Kitchen Makeover: See How One Couple Cooked Up a Stylish Family Space...On a Budget
A Kitchen Transformed
Amy and Peter Sharpless still blink when they walk into their kitchen. The room is now dressed head to toe in fresh greens and whites, with nickel-plated hardware sparkling at every turn.
A Communal Effort
With hard work and a clear vision, Amy and Peter built the kitchen of their dreams. Stylishly executed and smartly organized, it's well equipped for both work and play. The whole family pitched in; Amy painted the cabinets under the supervision of her daughters.
A Cleaner Kitchen
Amy loves soft, natural greens -- such as the hues of beach glass, ferns, and sea urchins -- and chose them as her color scheme. Pale-green cabinets and furniture; a creamy floor and walls; new white appliances and counters; and additional lighting brighten the kitchen, giving it a fresh, clean look.
A Sink at the Center
To make it a focal point, the sink got the big splurge: an old-style polished-nickel faucet and a vintage cup holder for soap. A shelf with antique plates helps frame the area.
Keeping track of the mail is easy now that each family member has a slot. Hooks beneath the bins hold keys.
New appliances and Corian counters make meal preparation much more pleasureable.
Organized in Style
Linen-covered bulletin boards are an attractive alternative to the refrigerator door for posting children's art, family photos, schedules, and important reminders.
An Important Distinction
French doors have a windowlike effect in a windowless room. They also divide the dining room and the kitchen, useful for entertaining.
Painting the Cabinets, a Step-by-Step!
Empty the cabinets and drawers and organize their contents in labeled plastic bins so you can easily find things while the kitchen is under construction.
Remove the doors and drawers. Use good screwdrivers to prevent stripping heads. If reusing the hardware, keep it in labeled plastic bags.
Label the drawers on the underside and the door on the inside where a hinge will be attached with masking tape; write the location on each strip of tape as you remove the pieces. Before you do any patching, priming, or painting, wash the surfaces.

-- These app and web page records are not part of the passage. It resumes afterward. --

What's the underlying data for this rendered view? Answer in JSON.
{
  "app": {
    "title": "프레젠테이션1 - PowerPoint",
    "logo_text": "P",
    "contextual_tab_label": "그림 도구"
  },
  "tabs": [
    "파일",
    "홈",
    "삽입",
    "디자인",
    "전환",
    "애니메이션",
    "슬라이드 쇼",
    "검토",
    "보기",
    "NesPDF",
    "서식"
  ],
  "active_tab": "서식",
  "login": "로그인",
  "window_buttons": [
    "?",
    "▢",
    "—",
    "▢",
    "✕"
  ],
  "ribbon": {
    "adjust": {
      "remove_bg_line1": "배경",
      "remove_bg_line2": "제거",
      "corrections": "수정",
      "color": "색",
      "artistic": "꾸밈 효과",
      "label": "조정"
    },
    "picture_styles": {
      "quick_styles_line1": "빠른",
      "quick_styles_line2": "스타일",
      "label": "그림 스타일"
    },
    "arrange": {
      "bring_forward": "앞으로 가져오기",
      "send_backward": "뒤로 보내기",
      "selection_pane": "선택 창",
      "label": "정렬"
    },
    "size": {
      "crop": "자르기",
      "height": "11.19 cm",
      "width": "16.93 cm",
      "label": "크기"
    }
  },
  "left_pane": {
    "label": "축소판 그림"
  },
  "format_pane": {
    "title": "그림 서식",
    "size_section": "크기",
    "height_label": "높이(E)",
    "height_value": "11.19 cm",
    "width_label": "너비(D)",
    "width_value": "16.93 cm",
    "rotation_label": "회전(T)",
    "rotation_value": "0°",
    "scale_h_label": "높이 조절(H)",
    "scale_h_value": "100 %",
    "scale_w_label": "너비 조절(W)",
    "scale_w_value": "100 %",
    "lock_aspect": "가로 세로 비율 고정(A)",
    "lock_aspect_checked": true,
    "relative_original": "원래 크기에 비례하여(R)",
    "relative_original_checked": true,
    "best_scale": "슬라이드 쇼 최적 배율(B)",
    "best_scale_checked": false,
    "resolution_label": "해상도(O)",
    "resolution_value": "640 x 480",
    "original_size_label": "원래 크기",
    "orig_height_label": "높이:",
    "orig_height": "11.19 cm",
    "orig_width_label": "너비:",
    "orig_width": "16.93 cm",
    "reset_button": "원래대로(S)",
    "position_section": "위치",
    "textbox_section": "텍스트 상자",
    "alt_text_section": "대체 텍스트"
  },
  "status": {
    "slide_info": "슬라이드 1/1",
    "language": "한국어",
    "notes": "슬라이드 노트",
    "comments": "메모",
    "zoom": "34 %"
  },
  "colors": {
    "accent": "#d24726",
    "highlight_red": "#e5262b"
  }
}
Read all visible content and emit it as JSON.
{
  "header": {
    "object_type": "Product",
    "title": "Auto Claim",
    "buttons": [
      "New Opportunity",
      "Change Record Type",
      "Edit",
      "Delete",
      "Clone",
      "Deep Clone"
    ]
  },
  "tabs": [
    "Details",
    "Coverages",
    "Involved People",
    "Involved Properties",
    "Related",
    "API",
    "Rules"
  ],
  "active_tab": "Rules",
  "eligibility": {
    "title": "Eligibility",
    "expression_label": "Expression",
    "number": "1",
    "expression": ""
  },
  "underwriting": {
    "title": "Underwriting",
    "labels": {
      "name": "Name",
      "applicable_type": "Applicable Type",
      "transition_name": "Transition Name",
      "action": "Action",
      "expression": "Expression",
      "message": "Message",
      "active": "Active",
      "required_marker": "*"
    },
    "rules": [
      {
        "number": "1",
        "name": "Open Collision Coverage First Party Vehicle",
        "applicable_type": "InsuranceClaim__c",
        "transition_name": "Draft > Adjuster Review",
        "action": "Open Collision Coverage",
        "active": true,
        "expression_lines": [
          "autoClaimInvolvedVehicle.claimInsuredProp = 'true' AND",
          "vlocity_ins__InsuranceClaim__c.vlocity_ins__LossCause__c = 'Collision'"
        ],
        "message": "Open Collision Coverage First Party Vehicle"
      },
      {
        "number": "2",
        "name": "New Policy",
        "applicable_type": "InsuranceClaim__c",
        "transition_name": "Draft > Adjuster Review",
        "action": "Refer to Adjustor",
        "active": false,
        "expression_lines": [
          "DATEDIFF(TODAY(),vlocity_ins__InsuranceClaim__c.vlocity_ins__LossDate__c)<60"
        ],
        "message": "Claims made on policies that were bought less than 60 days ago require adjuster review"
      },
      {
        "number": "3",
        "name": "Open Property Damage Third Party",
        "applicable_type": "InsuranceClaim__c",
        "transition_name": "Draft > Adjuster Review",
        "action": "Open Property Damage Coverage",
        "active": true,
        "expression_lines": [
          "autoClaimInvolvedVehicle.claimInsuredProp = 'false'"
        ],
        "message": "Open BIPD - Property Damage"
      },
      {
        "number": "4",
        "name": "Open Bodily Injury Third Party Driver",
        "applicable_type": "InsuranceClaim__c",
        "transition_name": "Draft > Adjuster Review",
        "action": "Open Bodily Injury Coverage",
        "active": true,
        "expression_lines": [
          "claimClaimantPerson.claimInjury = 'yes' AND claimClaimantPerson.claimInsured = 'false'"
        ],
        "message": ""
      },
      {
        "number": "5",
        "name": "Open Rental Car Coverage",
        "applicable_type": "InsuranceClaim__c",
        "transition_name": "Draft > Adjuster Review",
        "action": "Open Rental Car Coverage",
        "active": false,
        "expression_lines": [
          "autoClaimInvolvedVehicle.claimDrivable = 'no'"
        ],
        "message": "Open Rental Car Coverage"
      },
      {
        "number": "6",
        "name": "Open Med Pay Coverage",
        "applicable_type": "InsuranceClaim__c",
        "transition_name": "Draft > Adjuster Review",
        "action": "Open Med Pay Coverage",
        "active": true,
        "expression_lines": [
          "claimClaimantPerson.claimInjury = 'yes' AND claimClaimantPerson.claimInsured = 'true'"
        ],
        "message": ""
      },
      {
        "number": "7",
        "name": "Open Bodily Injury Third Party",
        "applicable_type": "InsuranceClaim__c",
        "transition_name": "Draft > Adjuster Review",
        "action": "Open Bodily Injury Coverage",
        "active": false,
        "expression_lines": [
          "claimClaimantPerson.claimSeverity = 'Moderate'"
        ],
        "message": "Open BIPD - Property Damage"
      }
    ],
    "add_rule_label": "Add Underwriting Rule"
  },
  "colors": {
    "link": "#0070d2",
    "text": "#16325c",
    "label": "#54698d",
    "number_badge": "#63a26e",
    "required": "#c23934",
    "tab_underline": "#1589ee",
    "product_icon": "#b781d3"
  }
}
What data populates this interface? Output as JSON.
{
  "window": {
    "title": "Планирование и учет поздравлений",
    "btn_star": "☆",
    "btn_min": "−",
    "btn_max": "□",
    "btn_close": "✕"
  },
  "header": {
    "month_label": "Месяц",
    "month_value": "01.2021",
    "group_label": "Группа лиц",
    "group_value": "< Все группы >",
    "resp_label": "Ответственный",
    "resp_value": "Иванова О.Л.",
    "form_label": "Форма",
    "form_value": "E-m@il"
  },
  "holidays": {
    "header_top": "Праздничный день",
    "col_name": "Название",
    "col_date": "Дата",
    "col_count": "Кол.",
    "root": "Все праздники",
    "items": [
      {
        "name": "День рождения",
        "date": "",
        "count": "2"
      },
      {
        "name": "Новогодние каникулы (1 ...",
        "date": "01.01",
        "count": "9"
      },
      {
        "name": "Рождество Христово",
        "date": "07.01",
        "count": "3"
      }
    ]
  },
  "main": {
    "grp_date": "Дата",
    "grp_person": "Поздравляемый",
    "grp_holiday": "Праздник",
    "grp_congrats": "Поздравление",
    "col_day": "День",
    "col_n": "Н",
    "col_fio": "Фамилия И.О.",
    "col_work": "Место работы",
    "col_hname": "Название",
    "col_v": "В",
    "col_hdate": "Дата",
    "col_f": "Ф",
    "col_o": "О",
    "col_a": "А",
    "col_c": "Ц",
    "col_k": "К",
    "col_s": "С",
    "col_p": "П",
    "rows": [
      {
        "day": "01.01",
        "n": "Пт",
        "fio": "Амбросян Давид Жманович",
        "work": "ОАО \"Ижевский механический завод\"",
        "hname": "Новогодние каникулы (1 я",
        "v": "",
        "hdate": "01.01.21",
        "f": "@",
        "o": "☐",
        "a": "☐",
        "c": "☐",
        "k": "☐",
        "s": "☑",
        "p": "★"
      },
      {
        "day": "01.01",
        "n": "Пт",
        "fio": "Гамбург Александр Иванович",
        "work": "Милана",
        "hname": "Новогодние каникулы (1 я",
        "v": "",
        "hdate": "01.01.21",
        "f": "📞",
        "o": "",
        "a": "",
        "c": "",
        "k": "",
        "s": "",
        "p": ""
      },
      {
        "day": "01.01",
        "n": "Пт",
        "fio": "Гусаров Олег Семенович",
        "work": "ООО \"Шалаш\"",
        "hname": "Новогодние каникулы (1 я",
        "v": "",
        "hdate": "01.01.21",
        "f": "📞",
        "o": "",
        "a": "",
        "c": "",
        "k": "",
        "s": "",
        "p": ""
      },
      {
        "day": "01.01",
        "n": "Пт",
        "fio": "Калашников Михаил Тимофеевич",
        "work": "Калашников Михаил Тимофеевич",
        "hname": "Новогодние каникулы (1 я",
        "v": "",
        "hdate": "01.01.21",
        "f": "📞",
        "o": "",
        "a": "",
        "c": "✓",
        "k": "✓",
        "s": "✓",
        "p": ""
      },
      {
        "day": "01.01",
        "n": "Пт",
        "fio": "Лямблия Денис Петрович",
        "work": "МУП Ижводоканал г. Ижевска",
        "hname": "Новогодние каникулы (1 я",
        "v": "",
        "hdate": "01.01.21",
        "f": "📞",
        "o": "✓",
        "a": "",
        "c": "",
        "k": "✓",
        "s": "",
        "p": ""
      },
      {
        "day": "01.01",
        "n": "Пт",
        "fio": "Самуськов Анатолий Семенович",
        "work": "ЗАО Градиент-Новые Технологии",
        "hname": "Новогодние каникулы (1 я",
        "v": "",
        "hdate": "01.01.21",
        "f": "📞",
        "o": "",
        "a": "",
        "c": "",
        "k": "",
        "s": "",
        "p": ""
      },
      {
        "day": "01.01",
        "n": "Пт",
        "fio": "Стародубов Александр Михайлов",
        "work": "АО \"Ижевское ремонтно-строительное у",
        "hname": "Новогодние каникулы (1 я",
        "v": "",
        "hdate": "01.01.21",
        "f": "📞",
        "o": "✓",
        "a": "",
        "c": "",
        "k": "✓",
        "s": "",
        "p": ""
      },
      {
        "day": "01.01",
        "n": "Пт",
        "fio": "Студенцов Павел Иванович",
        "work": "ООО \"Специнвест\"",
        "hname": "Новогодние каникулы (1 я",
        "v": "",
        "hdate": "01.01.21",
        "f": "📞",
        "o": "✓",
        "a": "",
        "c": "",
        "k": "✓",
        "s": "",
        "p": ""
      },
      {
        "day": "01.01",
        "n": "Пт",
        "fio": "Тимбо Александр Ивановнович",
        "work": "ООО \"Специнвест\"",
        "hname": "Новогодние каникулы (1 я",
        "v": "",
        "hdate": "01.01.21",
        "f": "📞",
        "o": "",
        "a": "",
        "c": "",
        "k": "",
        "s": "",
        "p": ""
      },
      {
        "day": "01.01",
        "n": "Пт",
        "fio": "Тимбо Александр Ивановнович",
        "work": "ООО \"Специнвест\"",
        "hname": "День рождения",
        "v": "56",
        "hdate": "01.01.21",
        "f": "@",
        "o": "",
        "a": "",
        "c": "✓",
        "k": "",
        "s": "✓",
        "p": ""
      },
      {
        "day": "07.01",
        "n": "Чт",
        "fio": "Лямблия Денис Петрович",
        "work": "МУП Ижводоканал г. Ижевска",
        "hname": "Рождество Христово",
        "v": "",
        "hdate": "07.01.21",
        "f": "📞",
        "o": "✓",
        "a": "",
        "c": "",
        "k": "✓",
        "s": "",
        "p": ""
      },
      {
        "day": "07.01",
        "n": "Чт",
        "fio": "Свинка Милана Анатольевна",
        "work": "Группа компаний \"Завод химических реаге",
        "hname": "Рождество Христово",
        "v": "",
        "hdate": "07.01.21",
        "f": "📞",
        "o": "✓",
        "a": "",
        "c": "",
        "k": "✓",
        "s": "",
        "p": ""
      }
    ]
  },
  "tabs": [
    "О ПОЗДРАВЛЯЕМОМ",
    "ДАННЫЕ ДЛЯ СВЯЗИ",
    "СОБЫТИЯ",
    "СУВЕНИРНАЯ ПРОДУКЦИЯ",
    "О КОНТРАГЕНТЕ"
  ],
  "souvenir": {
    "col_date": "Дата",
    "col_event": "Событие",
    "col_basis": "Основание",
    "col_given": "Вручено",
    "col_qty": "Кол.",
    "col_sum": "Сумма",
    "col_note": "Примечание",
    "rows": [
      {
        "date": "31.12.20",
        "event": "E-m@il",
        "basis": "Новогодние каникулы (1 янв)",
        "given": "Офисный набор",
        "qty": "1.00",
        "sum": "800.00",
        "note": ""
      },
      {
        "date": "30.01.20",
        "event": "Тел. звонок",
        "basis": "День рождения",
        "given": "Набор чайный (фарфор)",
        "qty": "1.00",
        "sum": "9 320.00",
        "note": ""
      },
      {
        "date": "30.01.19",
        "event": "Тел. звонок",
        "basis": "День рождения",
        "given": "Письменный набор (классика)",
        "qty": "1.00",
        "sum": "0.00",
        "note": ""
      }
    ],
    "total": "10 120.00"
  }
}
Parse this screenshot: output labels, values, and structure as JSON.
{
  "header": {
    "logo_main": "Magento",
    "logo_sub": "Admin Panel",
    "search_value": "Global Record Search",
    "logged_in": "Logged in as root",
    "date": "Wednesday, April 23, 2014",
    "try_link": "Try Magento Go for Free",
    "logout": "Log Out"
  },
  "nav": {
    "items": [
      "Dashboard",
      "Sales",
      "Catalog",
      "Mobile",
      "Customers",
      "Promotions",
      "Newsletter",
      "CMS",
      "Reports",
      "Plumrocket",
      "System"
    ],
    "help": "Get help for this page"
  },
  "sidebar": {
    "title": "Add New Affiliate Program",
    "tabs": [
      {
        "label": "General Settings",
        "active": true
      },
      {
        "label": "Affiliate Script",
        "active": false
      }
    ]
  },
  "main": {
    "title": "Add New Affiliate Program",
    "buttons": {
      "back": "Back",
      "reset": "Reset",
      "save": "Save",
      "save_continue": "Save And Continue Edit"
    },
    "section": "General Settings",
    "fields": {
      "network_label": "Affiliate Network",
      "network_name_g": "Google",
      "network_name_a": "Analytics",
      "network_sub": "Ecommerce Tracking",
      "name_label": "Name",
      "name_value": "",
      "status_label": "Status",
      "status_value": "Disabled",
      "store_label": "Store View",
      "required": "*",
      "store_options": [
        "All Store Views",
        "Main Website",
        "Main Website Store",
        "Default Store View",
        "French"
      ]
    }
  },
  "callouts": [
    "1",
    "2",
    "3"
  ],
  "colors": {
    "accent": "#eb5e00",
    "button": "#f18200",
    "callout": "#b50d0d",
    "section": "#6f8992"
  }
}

Fill unwanted holes and crevices. Use a putty knife to fill each hole with wood or auto-body filler; let dry. Mound wood putty over the hole. Let dry; sand flat. If you replace the handles with knobs, fill in one of the two holes in each door.
Sand all surfaces, covering appliances, counters, and open doorways with plastic sheeting and lining the floor with kraft paper. Use a random orbital sander on flat surfaces, following the wood's grain; sand grooves and edges by hand with fine-grit sandpaper. Work on drawers and door in the garage or basement to keep dust out of the kitchen.
Wipe down all surfaces with a tack cloth, which is treated with a sticky varnish to remove dust and other particles.
Prime all surfaces to create a uniform base for the paint color. Start with the cabinet frames (the sooner they're done, the sooner you can use them again). Make long, steady brush strokes going with the wood's grain. Run a wide, dry brush over the wet surface to even out brush marks. For doors and drawers, prime grooves first, then flat surfaces. Finish with the edges (horizontals then verticals). Let dry, and prime the doors' backs.
Add molding to the cabinets for a finished look. Amy attached a cornice at the top and 1-by-2s and shelf-edge molding along the bottom. When all of the molding is in place and primed, the cabinet frames are ready for printing.
Design a built-in shelf to create additional storage or display space under the smaller cabinets typically found over the sink. Amy added a recessed shelf over her sink.
Paint the doors, drawers, and cabinet frames. Amy used an oil-based formula. It takes longer to dry than water-based paint, but it wears well and is easy to clean. Apply two coats, using the same technique that was described for priming in step 7.
Dry and touch up the doors, resting them top-down (on their least visible surface when reinstalled) on two strips of wood and leaning against a wall. Once the cabinets are painted, reinstall the doors and drawers with their new hardware. Empty your storage bins, putting everything back where it belongs.